As you fight the Darn army, you move using the WASD keys, while you aim, attack and use special moves with the mouse. Depending on the characters you use, it can be a beat ‘em up, a shoot ‘em up, or a sort of hybrid. It looks more complicated at first glance than it actually is; a quick run through the tutorial and a few minutes of regular gameplay and you’ll have the hang of everything. Noitu Love 2 tries to break the monotony by adding special kinds of enemies and environmental obstacles, and thankfully doesn’t make the mistake of adding puzzles, or trying to delve deep into other genres. It’s long enough to keep you entertained, with higher difficulty settings if you want to attempt being more oldschool.
Which brings me to the actual aesthetics of the title.

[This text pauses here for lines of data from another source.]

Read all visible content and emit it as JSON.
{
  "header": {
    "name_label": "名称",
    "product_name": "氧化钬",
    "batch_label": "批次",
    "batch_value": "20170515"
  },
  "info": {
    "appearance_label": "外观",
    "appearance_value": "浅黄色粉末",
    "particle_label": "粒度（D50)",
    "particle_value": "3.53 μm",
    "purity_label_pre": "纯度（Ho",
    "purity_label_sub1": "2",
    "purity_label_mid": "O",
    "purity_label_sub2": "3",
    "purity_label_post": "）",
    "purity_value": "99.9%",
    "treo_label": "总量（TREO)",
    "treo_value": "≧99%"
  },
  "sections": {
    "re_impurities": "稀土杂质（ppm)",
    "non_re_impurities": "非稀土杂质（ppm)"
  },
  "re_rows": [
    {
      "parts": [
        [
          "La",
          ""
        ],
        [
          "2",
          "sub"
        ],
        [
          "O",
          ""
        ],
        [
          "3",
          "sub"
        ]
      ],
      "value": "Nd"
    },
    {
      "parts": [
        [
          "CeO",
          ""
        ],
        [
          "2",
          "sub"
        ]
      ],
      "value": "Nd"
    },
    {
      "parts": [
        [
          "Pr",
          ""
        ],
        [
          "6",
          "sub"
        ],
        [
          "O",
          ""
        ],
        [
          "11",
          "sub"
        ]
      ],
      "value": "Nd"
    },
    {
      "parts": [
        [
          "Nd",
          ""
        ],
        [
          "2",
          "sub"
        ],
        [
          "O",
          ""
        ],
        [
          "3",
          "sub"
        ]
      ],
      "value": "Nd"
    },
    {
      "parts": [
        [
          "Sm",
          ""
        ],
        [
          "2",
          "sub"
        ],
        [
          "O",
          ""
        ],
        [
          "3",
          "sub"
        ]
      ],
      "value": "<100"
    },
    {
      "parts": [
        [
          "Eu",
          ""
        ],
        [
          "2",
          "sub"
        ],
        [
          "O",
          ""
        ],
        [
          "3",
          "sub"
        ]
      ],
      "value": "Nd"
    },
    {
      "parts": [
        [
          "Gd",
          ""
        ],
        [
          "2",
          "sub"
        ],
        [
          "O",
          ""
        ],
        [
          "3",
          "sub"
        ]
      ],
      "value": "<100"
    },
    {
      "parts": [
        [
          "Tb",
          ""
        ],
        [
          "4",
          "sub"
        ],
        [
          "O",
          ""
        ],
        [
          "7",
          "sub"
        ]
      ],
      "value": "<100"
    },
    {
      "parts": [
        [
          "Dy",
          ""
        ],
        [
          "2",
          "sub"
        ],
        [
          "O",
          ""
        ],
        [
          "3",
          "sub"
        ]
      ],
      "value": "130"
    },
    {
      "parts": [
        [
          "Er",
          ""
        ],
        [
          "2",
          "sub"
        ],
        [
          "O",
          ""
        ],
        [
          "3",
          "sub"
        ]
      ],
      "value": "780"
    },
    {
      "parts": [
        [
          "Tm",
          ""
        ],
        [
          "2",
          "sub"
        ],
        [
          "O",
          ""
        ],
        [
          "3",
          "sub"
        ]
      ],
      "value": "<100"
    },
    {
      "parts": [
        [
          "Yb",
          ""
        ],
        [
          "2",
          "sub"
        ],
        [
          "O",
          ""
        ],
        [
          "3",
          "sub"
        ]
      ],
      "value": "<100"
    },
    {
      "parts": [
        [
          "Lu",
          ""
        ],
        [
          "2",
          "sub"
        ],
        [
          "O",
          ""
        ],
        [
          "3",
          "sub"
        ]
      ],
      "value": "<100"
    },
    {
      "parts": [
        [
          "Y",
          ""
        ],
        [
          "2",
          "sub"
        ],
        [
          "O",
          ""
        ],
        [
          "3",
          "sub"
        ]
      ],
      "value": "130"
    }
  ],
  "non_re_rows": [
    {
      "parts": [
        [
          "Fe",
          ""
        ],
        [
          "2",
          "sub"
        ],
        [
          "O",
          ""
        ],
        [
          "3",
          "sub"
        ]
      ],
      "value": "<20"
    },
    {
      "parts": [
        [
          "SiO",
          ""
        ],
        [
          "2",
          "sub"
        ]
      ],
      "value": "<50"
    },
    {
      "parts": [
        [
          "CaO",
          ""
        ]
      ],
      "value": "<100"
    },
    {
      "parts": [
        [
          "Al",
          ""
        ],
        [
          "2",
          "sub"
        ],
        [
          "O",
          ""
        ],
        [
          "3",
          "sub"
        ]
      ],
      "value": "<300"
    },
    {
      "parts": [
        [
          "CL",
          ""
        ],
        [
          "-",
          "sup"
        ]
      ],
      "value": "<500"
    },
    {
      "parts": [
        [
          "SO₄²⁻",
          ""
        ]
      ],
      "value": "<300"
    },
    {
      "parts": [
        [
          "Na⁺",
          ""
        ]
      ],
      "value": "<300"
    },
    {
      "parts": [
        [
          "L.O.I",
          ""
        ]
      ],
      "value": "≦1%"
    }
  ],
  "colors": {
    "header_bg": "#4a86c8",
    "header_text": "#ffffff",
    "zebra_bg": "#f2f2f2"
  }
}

I wouldn’t be able to point you towards a specific game and tell you “I see the Developer has played this.” The inspiration rather lies within the design philosophy of older titles. Some moments reminded me of Treasure’s library, while others reminded me of many Neo Geo arcade games. However, this is all a good thing. The wide variety of enemies, the levels and especially the bosses are all done excellently and reward attentive players. My first run on normal difficulty was a bit of a joyride, but as I tried hard mode, I realized I needed to pay attention to my surroundings. When I did, I noticed no cheap shots from either mooks or bosses. There were enough audio and visual cues that it all seemed slightly hard, but fair.
It takes around three hours to breeze through the game with the main character and two unlockable ones. If you wish to try your hand at harder difficulty settings, then it takes a bit longer. For the asking price, though, it’s worth it. My only complaint is the lack of online leaderboards, mostly because the way the game scores you at the end of each level begged for such a feature. However, it’s hardly a deal-breaker, especially considering it wasn’t an oversight as much as programming limitation.